In “Not Your Battle: pt 1” we talked about what to do in seemingly hopeless situations. We read the story about the Aramean army coming in to capture the prophet Elisha so they could get the upper hand against the Israelites. When it seemed Elisha and his servant were surrounded and outnumbered, God revealed Himself in a big way and spared their lives. They didn’t rely on their own strength to fight off the Aramean army, but instead handed the battle over to God.
When we come up against dark forces in our own lives, we don’t always turn our struggles over to God right away do we? Just like Elisha’s servant, we tend to let our fear cast a shadow over our faith. However, there is another story I want to share with you. A story of another man who was also up against a vast army. Even though he was in a similar situation, his response was much different.
Read the full text of 2 Chronicles 20:1-30. In verse 2-4 we read,
“Some people came and told Jehoshaphat, “A vast army is coming against you from Edom, from the other side of the Dead Sea.” Alarmed, Jehoshaphat resolved to inquire of the Lord, and he proclaimed a fast for all Judah. The people of Judah came together to seek help from the Lord; indeed, they came from every town in Judah to seek Him.”
We can learn a lot from King Jehoshaphat. He hears terrifying news of a large army coming to attack him and his first response is to inquire of the Lord. Is that your first response? Or more of a last resort? All the people of Judah fasted along with Jehoshaphat so they could focus their attention on seeking the Lord for help and guidance. They were so serious about seeking God that they ceased eating for a designated time so they could devote more time praying. Now that is the response of a people who are pursuing God wholeheartedly!
Next, Jehoshaphat stands in front of the assembly of people and begins crying out to God. He begins his prayer by recognizing God’s power and His rule over the world. Then, he recounts several instances throughout history where God has come through for them. Lastly, he asks God for help. In verse 12 he says “…For we have no power to face this vast army that is attacking us. We do not know what to do, but our eyes are on You.” If we want to get a response from God, why not use King Jehoshaphat’s model of prayer shown here? Let’s break it down:
A response from the Lord is exactly what King Jehoshaphat received! The Spirit of the Lord came on Jahaziel as he stood in the crowd. He relays the message in verse 15, “Do not be afraid or discouraged because of this vast army. For the battle is not yours, but God’s.” The Lord goes on to give instructions and where to go to find the location of the enemy forces. In verse 17 He says,
“You will not have to fight this battle. Take up your positions; stand firm and see the deliverance the Lord will give you, Judah and Jerusalem. Do not be afraid; do not be discouraged. Go out to face them tomorrow, and the Lord will be with you.”

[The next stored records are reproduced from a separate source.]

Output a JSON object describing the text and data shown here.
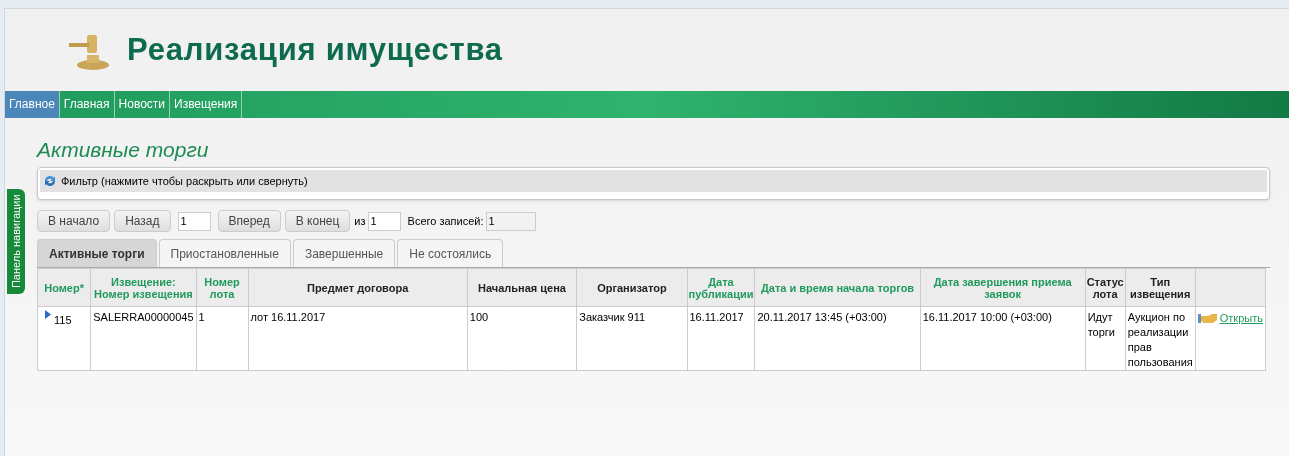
{
  "header": {
    "title": "Реализация имущества"
  },
  "nav": [
    {
      "label": "Главное",
      "selected": true
    },
    {
      "label": "Главная",
      "selected": false
    },
    {
      "label": "Новости",
      "selected": false
    },
    {
      "label": "Извещения",
      "selected": false
    }
  ],
  "side_tab": "Панель навигации",
  "page_title": "Активные торги",
  "filter": "Фильтр (нажмите чтобы раскрыть или свернуть)",
  "pager": {
    "first": "В начало",
    "prev": "Назад",
    "page": "1",
    "next": "Вперед",
    "last": "В конец",
    "of_label": "из",
    "pages": "1",
    "total_label": "Всего записей:",
    "total": "1"
  },
  "tabs": [
    {
      "label": "Активные торги",
      "selected": true
    },
    {
      "label": "Приостановленные",
      "selected": false
    },
    {
      "label": "Завершенные",
      "selected": false
    },
    {
      "label": "Не состоялись",
      "selected": false
    }
  ],
  "table": {
    "columns": [
      {
        "label": "Номер*",
        "sortable": true
      },
      {
        "label": "Извещение: Номер извещения",
        "sortable": true
      },
      {
        "label": "Номер лота",
        "sortable": true
      },
      {
        "label": "Предмет договора",
        "sortable": false
      },
      {
        "label": "Начальная цена",
        "sortable": false
      },
      {
        "label": "Организатор",
        "sortable": false
      },
      {
        "label": "Дата публикации",
        "sortable": true
      },
      {
        "label": "Дата и время начала торгов",
        "sortable": true
      },
      {
        "label": "Дата завершения приема заявок",
        "sortable": true
      },
      {
        "label": "Статус лота",
        "sortable": false
      },
      {
        "label": "Тип извещения",
        "sortable": false
      }
    ],
    "rows": [
      {
        "cells": [
          "115",
          "SALERRA00000045",
          "1",
          "лот 16.11.2017",
          "100",
          "Заказчик 911",
          "16.11.2017",
          "20.11.2017 13:45 (+03:00)",
          "16.11.2017 10:00 (+03:00)",
          "Идут торги",
          "Аукцион по реализации прав пользования"
        ],
        "action": "Открыть"
      }
    ]
  }
}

Once again, they didn’t pick up their swords or their bows right away and lead a charge on the enemy. Instead, Jehoshaphat appointed men to… sing. Yes, sing. I know. Weird. I am willing to bet that singing isn’t a very popular tactic in today’s military, but this just reminds us that God’s ways aren’t always our ways. He is often unconventional. Throughout the Bible, God provides victories in ways that don’t seem to make sense to us, just so there can be no doubt that it was His doing, not our own.

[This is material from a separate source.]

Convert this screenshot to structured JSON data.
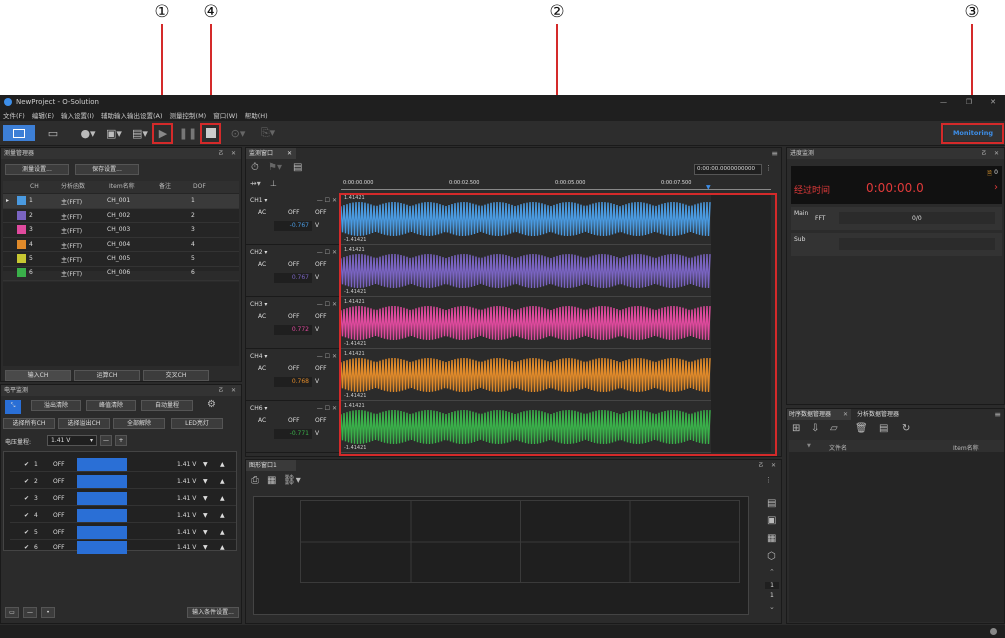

There’s more to this story so keep reading to find out exactly how King Jehoshaphat and his people were delivered. Isn’t it interesting how God can work in our lives when we just let Him? He loves to provide, we just don’t like to ask. The next time I am faced with an obstacle, I am going to remember this story. It will be a good reminder to praise God at all times (maybe play some worship music!), give up control, and let God work!